The Western genre is far from dead, but The Outsider might make you wish it were. The caricatures of characters, abysmal treatment of women, and nearly inscrutable plot make the movie an experience to be tolerated rather than celebrated.
The story is your typical revenge riff at first. Jing Phang (Jon Foo) has a loving wife (Nelli Tsay) and an idyllic life, if you entirely ignore the fact that he’s a Chinese immigrant and indentured servant building the railroad through the American Southwest ahead of the country’s western expansion. But hey, the guy is in love. When his wife is raped and murdered by James (Kaiwi Lyman), the power-drunk son of the local marshal (Trace Adkins), Jing sets out for revenge against the man who shattered his perfect life. While causing generalized mayhem in pursuit of James, Jing creates enough problems for the law that a posse of sorts is hired to go after the “chinaman.” Chris (Sean Patrick Flanery) is the leader of the gang, and for no real reason aside from additional screen time, he’s always fighting with his colleague, Carlos (Danny Trejo). As James, Jing, the marshal, and the posse all close in on one another, the drama crescendos and we’ve got ourselves a good old-fashioned Western showdown.
The plot could be serviceable for a straightforward throwback Western, but The Outsider keeps tripping over itself. The film starts with Jing burying his wife, only we don’t know that’s what he’s doing until we move forward and backward a bit in the timeline. The cinematography is also distracting. Dutch angles and obvious calls to potential action are dropped into scenes, but to such an alarming degree that it feels like an example of how not to use them in a traditional narrative film.
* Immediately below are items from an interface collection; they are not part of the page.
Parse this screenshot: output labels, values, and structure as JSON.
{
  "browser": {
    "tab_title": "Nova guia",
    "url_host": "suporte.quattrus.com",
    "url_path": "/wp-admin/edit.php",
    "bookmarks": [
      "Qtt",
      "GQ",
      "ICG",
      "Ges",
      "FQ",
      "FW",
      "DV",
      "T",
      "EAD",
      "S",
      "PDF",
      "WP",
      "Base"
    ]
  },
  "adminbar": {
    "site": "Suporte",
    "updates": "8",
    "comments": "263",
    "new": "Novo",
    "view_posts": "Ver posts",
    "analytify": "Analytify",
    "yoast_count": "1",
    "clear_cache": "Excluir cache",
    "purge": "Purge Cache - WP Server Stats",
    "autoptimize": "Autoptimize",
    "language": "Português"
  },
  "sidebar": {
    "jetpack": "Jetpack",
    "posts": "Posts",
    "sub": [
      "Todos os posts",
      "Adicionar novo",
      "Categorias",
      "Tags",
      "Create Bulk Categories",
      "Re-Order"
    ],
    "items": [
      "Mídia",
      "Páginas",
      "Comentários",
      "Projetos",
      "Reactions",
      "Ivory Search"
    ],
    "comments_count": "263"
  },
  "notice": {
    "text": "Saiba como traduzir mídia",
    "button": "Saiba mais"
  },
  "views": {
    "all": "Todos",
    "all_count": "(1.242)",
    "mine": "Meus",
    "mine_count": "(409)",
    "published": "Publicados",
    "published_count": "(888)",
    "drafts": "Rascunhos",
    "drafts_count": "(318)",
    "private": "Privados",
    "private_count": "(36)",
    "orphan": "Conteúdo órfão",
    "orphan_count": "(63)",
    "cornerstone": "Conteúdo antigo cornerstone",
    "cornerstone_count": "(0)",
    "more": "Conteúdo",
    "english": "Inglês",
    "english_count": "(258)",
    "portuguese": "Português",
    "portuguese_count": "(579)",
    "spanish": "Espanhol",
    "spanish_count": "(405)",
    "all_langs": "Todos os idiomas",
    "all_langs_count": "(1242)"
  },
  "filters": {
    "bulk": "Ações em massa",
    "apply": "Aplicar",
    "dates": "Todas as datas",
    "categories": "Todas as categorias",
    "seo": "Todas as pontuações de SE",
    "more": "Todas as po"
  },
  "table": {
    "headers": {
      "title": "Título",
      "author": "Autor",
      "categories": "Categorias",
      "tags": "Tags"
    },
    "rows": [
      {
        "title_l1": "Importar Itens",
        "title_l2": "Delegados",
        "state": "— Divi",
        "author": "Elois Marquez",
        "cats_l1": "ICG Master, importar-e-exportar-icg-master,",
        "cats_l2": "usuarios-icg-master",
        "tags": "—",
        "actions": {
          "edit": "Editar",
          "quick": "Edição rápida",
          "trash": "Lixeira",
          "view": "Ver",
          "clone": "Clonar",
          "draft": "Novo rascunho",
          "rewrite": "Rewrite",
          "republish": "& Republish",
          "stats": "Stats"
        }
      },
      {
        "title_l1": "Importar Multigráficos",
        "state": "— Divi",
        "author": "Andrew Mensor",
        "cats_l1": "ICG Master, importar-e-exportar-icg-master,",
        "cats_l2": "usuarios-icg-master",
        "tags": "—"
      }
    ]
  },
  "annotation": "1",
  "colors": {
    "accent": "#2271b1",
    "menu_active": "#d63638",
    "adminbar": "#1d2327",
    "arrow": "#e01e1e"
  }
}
Beyond that, any dialogue scene is shot as if the filmmakers gave the camera to Wes Anderson for the day, with every character perfectly centered, talking directly to the lens. This is emotionally distancing, and has the opposite effect of what should be building empathy for these unfortunately treated characters. When The Outsider isn’t oscillating between twee and The Third Man framing, it’s doing its best impression of The Searchers.
While we’re on the topic of Western canon, The Outsider does its best to ignore socially conscious films that came before it and instead reverts to horrifyingly sexist tropes to push forward its male, white-centric plot. Jing’s wife only exists to show how terrible James can be and to further Jing’s motivation to kick some ass. She’s treated as less than a human being and her death is a real bummer for the men and only the men. All of the other women in the film are faceless (at times), nameless (all the time) orifices for male pleasure. Also, somehow The Outsider twists itself into a knot to show that Chris is the true hero, and not Jing. The white savior angle is not easy to include, but The Outsider is determined to make that work.
It’s possible to make a film about bigots without being bigoted itself. The Outsider must have missed that lesson.